Enology Notes

ENOLOGY NOTES # 11 December 15, 2000

To: Virginia Vintners and Prospective Vintners

From: Bruce Zoecklein

Subject: Seasonal variation influencing protein stability

This season some white wine varieties are more difficult to protein stabilize than usual. Why? The answer has to do with seasonal variation. The 2000 season was relatively cool and wet. These conditions influenced grape N, both qualitatively and quantitatively. Our analyses of the fermentable nitrogen has demonstrated significant increases in most cultivars this season, compared to last season (as much as a 47% increase).

The major source of protein in wine is the grape. Variety, vintage, maturity, condition of the fruit, pH and processing methodology all influence the protein content of wines. The solubility of wine protein depends primarily on temperature, alcohol level, ionic strength, and pH. Changes in any of these (as may occur with blending, bitartrate stabilization, MLF, etc. ) may affect the potential for protein precipitation.

At a certain pH the molecules of each protein fraction have an equal positive and negative charge. We call this pH the isoelectric point of the protein fraction. Wine proteins are least soluble at this pH or isoelectric point. The greater the difference between the wine pH and the isoelectric point of the protein fraction, the greater the net charge on the protein and the greater the electrostatic binding with fining agents.

If the wine pH is above the isoelectric point of the protein fraction in question, the net charge on the fractio What happens if the wine pH is higher What happens if the wine pH is higher n will be negative, and the protein will bind electrostatically with positively charged fining agents (opposite charges attract, like charges repel). Conversely, if the wine pH is below the the isoelectric point for a particular protein fraction, the net charge on the fraction will be positive.
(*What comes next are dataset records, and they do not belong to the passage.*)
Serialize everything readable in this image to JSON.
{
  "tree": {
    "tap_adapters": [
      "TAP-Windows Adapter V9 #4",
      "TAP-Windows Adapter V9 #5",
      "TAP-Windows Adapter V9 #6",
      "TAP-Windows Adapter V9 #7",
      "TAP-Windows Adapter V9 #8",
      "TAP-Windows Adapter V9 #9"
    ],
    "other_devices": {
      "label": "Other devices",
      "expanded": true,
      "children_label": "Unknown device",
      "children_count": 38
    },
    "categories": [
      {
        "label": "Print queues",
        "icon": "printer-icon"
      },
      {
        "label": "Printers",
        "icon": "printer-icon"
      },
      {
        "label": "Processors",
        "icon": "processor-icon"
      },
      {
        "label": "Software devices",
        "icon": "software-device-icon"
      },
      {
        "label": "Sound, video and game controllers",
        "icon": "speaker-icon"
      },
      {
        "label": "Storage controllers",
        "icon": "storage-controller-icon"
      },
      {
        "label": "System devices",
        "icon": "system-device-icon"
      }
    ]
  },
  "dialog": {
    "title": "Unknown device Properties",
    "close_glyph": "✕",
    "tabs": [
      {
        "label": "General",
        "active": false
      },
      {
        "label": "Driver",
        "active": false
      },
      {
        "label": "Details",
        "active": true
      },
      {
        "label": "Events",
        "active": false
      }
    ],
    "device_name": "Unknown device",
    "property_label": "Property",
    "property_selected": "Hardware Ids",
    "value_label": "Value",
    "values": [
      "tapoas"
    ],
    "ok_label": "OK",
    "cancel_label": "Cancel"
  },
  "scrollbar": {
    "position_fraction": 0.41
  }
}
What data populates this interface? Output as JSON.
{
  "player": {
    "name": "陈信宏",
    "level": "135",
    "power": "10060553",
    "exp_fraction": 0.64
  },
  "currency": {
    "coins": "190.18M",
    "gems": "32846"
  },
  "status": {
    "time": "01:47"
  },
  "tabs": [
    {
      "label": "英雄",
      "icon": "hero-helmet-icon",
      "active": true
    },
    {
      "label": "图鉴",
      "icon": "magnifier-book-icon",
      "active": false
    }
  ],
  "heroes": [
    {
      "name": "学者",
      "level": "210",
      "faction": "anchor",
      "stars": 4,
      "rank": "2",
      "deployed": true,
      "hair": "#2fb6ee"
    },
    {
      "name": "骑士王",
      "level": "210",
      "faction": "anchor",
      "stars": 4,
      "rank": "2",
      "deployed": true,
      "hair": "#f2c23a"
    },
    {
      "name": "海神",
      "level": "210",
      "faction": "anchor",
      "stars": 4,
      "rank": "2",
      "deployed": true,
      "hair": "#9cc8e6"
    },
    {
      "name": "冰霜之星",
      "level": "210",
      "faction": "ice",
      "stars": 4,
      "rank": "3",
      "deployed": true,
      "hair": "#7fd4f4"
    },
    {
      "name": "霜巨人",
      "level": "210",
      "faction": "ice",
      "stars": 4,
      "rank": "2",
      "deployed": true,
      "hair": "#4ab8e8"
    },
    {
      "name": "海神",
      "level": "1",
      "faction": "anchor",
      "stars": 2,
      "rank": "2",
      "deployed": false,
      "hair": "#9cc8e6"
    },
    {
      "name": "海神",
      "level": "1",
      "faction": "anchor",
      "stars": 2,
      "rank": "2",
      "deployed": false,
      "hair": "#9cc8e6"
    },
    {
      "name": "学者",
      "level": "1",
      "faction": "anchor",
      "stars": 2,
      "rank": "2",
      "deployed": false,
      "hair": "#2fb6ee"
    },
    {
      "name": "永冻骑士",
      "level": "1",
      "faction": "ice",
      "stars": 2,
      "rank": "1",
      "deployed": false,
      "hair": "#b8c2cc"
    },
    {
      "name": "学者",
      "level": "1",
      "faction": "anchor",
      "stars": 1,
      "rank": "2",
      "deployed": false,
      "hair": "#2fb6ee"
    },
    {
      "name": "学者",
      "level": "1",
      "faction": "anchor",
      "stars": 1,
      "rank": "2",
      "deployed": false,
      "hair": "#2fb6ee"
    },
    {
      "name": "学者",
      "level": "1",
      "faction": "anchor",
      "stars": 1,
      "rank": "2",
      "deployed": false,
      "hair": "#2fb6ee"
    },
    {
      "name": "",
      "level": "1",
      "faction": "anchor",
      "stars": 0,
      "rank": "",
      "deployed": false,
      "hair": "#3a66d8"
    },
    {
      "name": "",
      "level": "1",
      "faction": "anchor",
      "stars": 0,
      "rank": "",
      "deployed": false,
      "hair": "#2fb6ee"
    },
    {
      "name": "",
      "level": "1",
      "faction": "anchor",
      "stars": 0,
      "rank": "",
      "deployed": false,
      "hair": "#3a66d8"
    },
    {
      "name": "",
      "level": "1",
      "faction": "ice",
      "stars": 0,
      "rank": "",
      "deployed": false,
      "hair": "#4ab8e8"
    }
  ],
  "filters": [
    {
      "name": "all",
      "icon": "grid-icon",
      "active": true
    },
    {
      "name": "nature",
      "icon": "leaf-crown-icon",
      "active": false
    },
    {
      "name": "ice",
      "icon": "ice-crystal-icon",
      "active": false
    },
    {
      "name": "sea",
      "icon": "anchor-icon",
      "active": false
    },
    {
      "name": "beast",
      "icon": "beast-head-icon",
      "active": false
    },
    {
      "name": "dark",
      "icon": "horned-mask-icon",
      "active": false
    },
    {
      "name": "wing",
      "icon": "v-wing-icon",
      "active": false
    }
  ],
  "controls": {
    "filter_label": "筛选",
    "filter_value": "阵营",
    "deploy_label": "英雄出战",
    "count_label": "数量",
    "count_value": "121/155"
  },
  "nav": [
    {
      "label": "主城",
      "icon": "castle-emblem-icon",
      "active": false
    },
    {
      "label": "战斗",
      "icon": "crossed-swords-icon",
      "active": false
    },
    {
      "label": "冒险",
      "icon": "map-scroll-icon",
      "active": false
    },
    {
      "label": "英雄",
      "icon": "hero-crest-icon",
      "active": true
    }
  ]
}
The greater the difference between the wine pH and the isoelectric point of the protein fraction, the greater the net charge on the protein and the greater its binding affinity toward oppositely charged fining agents.

The relationship is illustrated with White Riesling (see table below). Normally, the wine pH is below the isoelectric point of all the protein fractions in this variety. Therefore, with a wine pH of 3.2, 100% of the protein fractions are positively charged and are thus capable of being removed with bentonite, a mainly negatively charged fining agent. Bentonite's strongest binding affinity would be for the protein fraction with an isoelectric point of 7.1, the weakest would be for the fraction with an isoelectric point at 3.6.

Elevated pH values were common this season as discussed in Enology Notes # 6 (previous notes are posted on our web site at www.fst.vt.edu/zoecklein/index.html). What happens in the case of elevated pH values? If the pH of our Riesling is 3.5, and all other conditions were the same, the difference between the wine pH and the isoelectric point of several protein fractions becomes less, and the ability to bind electrostatically with bentonite is also lessened.

If the wine pH was greater then 3.6 than the protein fraction with the isoelectric point at 3.6 would be negatively charged and not easily removed by a fining agent like bentonite which is mainly negatively charged

The charge characteristics of various protein fractions partly explain why, with some wines, protein stability can be achieved only with excessive amounts of bentonite, if at all.

Varieties such as Muscat's, Sauvignon blanc and Gewurztraminer each have multiple protein fractions, some with isoelectric points below and some higher than the wine pH. Therefore, the addition of a single negatively charged fining agent such as bentonite seldom results in protein stability. Negatively charged agents such as Sparkolloid are usually required.

Variations in wine protein fractions and their relationship to the wine pH can vary significantly from one season to the next. This is another example of the need for quality control analyses. What worked last year may not work this season. Do not loose sight of the fact that fining agents such as bentonite are relatively non-selective. Under the proper conditions they will bind wine proteins. They will also bind and remove varietal character and strip body (co-bind with phenols).

I suggest that you evaluate white wines carefully for both protein and bitratrate stability before any stabilization attempts. Do not assume what worked for the 1999 wines will do so for this last vintage. If you have a history of unstable proteins in a certain variety, consider fermentation in contact with bentonite. See Zoecklein et al. (1995) for further details or contact my office.

Isoelectric Points of Protein Fractions in White Riesling Wines.

Isoelectric Points (pH)
Total Protein (%)
White Riesling 3.6 19
3.9 53
6.7 17
7.1 11

Happy Holidays!!!